Tuesday, September 1, 2020


 I was watching a one of those specials about mythical monsters (in particular, the Minotaur), and as a lot of these specials tend to do, it appealed to people's knowledge of more recent popular culture. In this case, the reference was to the X-Men, in comparing them to various animal hybrids throughout mythology--your Minotaurs, your Centaurs, your Mermaids. I sort of found it maybe a little easy, and to be honest, not completely accurate, as there's relatively few X-Men characters with animal motifs. But it is possible, one supposes, to make a sizable lineup of exclusively animal based X-Men characters. There's Wolverine, Beast, Wolfsbane, Angel, and if one were to really stretch it out, Nightcrawler and Phoenix. (The 2000 movie also really played up the animal side of the so-called Evil Mutants) In fact, this panel from an issue proposes the possibility of a lineup with most of these members. (Interestingly, one is Siryn, named after the mythical singing creature, and another, Namorita, has the wings/mermaid aspect of the mythical Siryn). But in general, X-Men characters have super-powers found among most regular superhero characters, the word "mutant" is usually just used to distinguish characters who develop those powers spontaneously with an origin story.

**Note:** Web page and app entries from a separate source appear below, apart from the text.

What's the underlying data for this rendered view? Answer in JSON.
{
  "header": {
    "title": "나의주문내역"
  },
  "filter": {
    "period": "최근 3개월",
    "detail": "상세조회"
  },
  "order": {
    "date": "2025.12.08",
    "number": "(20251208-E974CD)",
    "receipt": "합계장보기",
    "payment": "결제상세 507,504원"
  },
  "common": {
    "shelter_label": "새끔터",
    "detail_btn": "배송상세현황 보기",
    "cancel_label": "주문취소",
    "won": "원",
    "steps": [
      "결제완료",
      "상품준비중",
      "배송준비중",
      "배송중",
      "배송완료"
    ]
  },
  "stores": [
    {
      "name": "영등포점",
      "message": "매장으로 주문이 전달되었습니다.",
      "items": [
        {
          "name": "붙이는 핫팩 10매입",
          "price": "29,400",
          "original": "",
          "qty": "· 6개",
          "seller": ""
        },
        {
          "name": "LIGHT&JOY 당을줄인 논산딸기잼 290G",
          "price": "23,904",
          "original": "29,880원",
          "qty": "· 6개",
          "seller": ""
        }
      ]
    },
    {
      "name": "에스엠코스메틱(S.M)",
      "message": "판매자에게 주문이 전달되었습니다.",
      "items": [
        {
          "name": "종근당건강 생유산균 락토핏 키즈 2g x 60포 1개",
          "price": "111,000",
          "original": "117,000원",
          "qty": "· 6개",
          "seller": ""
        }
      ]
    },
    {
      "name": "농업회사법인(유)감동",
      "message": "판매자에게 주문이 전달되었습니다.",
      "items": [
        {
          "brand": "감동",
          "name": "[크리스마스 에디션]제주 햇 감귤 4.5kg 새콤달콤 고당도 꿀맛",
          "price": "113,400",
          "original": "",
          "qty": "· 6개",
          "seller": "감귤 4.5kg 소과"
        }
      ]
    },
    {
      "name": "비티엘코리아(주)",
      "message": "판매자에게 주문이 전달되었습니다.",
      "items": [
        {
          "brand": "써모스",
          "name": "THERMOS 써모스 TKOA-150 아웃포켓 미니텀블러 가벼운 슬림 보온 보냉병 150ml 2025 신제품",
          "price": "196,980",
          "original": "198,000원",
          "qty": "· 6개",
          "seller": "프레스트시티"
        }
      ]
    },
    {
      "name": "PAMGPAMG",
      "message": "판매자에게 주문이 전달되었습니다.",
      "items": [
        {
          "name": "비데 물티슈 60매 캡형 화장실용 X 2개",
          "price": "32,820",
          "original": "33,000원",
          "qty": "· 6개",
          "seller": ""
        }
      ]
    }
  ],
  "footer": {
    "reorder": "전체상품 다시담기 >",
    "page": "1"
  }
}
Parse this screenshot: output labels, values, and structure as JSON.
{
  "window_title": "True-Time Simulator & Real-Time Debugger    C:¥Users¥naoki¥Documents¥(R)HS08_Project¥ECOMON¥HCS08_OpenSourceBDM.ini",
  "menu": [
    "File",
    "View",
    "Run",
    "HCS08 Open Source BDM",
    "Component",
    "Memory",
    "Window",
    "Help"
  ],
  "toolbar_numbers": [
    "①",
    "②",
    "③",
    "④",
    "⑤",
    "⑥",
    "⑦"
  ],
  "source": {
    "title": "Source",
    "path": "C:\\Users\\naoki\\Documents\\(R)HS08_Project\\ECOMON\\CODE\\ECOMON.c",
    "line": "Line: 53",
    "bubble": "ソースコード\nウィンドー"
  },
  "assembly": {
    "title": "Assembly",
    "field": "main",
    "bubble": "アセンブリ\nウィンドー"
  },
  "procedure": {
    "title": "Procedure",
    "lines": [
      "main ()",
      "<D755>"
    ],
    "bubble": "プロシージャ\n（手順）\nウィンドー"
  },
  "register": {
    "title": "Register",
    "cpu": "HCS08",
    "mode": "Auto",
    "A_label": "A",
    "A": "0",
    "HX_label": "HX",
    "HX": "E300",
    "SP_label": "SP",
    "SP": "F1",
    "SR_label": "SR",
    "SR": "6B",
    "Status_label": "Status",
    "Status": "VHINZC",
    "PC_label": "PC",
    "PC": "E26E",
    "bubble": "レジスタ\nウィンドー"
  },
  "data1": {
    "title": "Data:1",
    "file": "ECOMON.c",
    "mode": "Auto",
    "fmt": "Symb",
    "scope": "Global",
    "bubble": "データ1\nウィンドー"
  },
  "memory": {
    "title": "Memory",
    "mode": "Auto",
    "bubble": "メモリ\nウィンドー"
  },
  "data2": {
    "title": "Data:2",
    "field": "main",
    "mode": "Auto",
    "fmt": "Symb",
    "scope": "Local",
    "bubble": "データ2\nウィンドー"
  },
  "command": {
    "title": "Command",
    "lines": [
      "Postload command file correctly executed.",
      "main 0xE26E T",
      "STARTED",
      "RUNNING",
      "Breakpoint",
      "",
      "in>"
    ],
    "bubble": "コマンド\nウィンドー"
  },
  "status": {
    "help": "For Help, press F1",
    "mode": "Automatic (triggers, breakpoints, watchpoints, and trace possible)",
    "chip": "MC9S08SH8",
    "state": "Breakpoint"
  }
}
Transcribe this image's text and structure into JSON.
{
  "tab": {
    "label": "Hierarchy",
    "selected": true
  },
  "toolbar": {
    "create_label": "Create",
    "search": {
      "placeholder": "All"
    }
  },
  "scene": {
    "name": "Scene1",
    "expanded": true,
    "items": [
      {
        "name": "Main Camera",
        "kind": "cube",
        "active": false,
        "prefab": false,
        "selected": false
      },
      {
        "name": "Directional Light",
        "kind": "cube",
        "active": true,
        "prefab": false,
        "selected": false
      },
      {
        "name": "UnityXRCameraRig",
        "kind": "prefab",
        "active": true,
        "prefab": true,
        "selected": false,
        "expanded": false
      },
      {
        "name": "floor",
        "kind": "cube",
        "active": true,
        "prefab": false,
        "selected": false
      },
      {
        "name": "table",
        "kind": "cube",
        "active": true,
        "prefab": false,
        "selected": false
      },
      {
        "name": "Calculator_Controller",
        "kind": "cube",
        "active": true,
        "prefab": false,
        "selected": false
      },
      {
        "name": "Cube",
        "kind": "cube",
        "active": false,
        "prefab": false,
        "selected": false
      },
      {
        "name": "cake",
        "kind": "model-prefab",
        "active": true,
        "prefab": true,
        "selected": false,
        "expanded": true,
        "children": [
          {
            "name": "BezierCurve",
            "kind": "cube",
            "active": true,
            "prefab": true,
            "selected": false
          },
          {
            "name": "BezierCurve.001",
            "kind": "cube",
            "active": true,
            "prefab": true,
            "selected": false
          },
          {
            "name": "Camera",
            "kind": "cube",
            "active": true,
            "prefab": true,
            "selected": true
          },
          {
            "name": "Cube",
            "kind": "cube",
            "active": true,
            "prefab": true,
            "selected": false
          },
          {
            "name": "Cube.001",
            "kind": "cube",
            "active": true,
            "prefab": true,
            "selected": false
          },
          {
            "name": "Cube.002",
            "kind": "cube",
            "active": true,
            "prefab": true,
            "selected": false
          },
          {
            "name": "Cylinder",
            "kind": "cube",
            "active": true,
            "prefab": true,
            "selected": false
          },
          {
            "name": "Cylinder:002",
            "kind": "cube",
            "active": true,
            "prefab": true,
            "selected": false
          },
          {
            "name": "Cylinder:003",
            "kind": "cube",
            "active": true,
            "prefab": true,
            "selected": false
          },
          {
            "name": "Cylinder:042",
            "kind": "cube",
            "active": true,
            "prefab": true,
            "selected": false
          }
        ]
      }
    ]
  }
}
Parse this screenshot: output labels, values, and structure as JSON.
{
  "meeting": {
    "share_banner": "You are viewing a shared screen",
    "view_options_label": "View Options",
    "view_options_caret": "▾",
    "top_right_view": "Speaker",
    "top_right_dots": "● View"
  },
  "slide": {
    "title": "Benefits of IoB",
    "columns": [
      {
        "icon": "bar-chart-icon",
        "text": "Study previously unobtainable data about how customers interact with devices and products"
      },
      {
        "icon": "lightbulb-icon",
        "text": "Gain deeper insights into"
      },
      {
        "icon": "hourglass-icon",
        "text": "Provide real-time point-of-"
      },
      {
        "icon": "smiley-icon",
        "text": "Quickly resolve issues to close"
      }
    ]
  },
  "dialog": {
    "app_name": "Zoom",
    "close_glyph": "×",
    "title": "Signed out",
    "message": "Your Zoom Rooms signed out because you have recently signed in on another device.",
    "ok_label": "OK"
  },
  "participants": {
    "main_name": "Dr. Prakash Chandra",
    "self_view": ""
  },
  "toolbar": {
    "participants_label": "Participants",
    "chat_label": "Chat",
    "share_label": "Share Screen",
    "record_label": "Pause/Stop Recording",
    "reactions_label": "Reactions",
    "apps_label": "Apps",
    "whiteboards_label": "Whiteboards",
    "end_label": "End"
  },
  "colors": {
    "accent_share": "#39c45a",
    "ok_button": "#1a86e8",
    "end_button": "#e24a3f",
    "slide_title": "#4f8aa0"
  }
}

To be honest, I think the special name-dropped the X-Men because it's generally seen as a more serious use of mutants than the Teenage Mutant Ninja Turtles, which has always been more cartoonish and tongue-in-cheek, but who's mutant characters are overwhelmingly bipedal animals or some kind of hybrid. It's quite possible over time, oral tradition and the like would conflate the two franchises, and "mutant" would almost exclusively refer to the American equivalent to Satyrs and Centaurs, which I don't think ever had an umbrella term in various ancient mythologies. I think people might use the term "monster", but monster itself would be an umbrella term which would cover undead beings like zombies and vampires, or ostensibly less sapient beings like the Jersey Devil or Sea Serpents.

It does raise questions about how beings like the Mothman and Bigfoot, which are more naturalistic, and more overtly supernatural, respectively, fit into the taxonomy. Then again, formal classifications with folklore are a relatively recent practice. In any case, the word "Mutant"used to apply to mythological beings would be in line with a Medieval America where more contemporary, clinical terms like "President" or "District" are used for fiefdoms.

Saturday, August 1, 2020

Runs On Dunkin

Coffee is not grown in North America, and thus is something of a luxury. The Northeast of America was historically coffee crazy, especially on the drive to work. Cafes aren't really a thing anymore, and for that matter, neither are commutes. But during the collapse of America, coffee was hard for a lot of people to give up, and it is nice to have hot drinks in the winter months.

Root coffees: Chicoree root is the closest people came to approximating the taste of coffee, and dandelion is not too far off. They tend to be gathered like wildflowers, which makes them inexpensive but not always the most reliable.

Grain coffees: Grinding and watering wheat, oat or barley is not an unpopular choice for breakfasts, but the most common source are grains that are "on their way out" so it doesn't have the best reputation. Almost the Instant Coffee of the equation.

Cider: In New England, much as apple cider is usually the alcoholic beverage of choice, it's climbed in popularity here. The transition was not easy--many coffee aficionados were very put out and avoided out of principle, but the booming cider industry has come to mean it is the constant companion to donuts.